Image Compression Lossless vs Lossy Lossless compression uncompresses an image so its quality matches the original source nothing is lost. For this reason, lossless compression is used mainly where detail is extremely important, as it is when planning to make large prints. Lossless compression is offered by some digital cameras in the form of TIFF and RAW file formats
Image Compression contd Lossy compression. Because lossless compression isnt practical in many cases, all popular digital cameras offer a lossy compression. This process degrades images to some degree and the more they're compressed, the more degraded they become. In many situations, such as posting images on the Web or making small to medium sized prints, the image degradation isn't obvious.
Flash Flash Range? Flash Working RangeWide: 8" – 8.5' (.2 m – 2.5 m), Tele: 8" – 6.0' (.2 m – 1.8 m) (Olympus Stylus 300) Red-Eye Reduction Automatic Mode
Flash contd Fill mode – flashes even in bright conditions
Lenses Focal Length – as used on 35 mm cameras (50 mms are usual, 35 mm are wide angle, 65 mm are telephoto)
Lenses contd Olympus Stylus 300 - Lens Olympus aspherical glass 3x zoom lens 5.8 – 17.4mm (35 – 105mm equivalent in 35mm photography), 5 lenses in 3 groups Interchangeable with 35mm? – depends… Optical Zoom is superior to Digital Zoom Glass is better than plastic
Lenses - Aperture The larger the Aperture, the less light required The Stylus has an aperture range of F3.1W/F5.2 T F1.8 would let more light in, can be used in darker conditions
Automatic Settings It take the digital camera some time to calculate focus, colour balance, shutter speed, F settings Remember this when taking the picture Moveable focus
Automatic Setting Contd Different lighting gives different results Incandescent – gives warm tones
Automatic Settings – contd Fluorescent washes out colours
Automatic Settings Underwater pictures rapidly loose the Reds and Yellows the deeper you go - the longer wave length light gets absorbed (warm colours). Require additional lighting to fill in. Filters can also work (Red for example).
Batteries Lithium Ion – Best, most expensive, fast charging, no memory – last 2-3 years NiMh – Nickel Metal Hydride – good value, 400 charges NiCad – not usual for digital cameras Sizes – proprietary or available off the shelf?
Batteries - rating Batteries are rated by voltage and milliamp hours (mAH). Most AA-sized NiMH batteries are rated up to 2100 mAH. A 2100 mAH battery can deliver 2,100 milliamps (mA) for one hour (H). Generally speaking, the higher the rating, the more pictures you can take.
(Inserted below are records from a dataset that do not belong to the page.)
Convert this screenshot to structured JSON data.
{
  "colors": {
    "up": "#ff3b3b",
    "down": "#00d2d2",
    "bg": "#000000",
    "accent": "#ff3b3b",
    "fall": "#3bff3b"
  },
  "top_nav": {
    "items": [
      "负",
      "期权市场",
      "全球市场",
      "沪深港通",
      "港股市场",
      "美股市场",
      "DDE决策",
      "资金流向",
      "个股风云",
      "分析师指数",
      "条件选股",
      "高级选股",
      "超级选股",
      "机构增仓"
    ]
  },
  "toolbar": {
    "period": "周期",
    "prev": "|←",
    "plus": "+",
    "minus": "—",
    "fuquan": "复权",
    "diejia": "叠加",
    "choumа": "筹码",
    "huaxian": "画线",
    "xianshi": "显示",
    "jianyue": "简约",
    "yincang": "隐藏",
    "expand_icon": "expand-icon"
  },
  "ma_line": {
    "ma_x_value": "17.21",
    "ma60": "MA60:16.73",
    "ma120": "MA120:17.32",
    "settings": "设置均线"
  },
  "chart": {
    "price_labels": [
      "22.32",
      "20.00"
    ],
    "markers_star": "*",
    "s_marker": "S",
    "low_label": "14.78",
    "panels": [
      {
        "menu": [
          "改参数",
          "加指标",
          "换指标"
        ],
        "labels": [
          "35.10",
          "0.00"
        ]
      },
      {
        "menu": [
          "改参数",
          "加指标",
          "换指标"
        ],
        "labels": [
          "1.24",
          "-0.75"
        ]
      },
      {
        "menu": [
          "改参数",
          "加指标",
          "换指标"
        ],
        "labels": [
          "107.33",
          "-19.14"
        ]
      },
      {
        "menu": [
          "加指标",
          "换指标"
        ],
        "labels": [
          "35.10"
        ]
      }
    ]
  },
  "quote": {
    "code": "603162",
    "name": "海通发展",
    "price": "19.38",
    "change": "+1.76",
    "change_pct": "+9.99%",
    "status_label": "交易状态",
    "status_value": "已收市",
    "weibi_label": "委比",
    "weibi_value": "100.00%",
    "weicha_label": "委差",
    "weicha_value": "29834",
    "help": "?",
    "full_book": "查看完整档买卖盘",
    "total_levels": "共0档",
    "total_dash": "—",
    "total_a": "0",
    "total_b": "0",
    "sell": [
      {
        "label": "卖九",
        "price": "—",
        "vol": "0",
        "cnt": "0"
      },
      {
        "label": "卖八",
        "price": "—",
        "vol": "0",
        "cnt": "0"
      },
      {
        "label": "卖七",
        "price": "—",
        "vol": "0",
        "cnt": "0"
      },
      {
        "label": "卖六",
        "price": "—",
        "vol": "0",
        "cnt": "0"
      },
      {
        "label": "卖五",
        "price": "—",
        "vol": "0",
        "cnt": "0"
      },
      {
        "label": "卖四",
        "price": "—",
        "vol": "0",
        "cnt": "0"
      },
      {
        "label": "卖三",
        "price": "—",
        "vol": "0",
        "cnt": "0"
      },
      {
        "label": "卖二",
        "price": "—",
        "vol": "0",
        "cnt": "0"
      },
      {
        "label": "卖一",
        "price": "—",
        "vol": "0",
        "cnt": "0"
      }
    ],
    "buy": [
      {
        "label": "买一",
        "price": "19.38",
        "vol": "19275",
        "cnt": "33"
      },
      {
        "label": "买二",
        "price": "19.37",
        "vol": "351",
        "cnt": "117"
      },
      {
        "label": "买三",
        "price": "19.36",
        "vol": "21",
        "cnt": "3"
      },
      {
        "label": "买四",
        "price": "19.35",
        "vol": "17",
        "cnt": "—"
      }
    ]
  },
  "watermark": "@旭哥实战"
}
Batteries contd Storage – cool dry place when not in use Travelling – get them charged first – you may have to demonstrate your equipment at security Europe/Asia – 220 Volt – need a converter/inverter?
Other Features Panorama Mode – ability to link pictures together to create a seamless image: Up to 10 frames stitchable with CAMEDIA Master software when using Olympus brand xD-Picture Card Sequence - 1 frames per second, more than 4 frames in HQ mode.
Other Features contd For 16 mb card. HQ Movie: 320 x 240 15 fps: 16 sec. max per movie SQ Movie: 160 x 120 15 fps: 40 sec. max per movie – Stylus 300 – no sound however. Flash Variation – Timed, red eye, night- time, low light
Other Features contd Viewing – RCA video out? USB file transfer Date/Time stamp Image Preview – use power, use viewfinder if possible
WebCams Cheap- $50 USB – Universal Serial Bus Sometimes include a microphone Lower Resolution Good for video conferencing Resolution – typically 380 lines, smaller than regular TV
Web Cams Ethernet/wireless WebCAM - connect to the internet - allows remote control through the internet - can automatically take a picture when detecting movement IR WebCams – no light conditions.
Whew!!! A little knowledge is dangerous Callling all Carbon Units - Go forth and use your technology
Credits http://www.shortcourses.com/index.htm http://www.olympus.com Technology Advancement Group – Natasha Scott, Martin Voelkening
Resources http://www.dpreview.com/ - Website that reviews digital camerashttp://www.dpreview.com/ www.gimp.org – open source imaging softwarewww.gimp.org http://www.imaging-resource.com/ - imaging resources websitehttp://www.imaging-resource.com/ greenbatteries.com. Battery informationgreenbatteries.com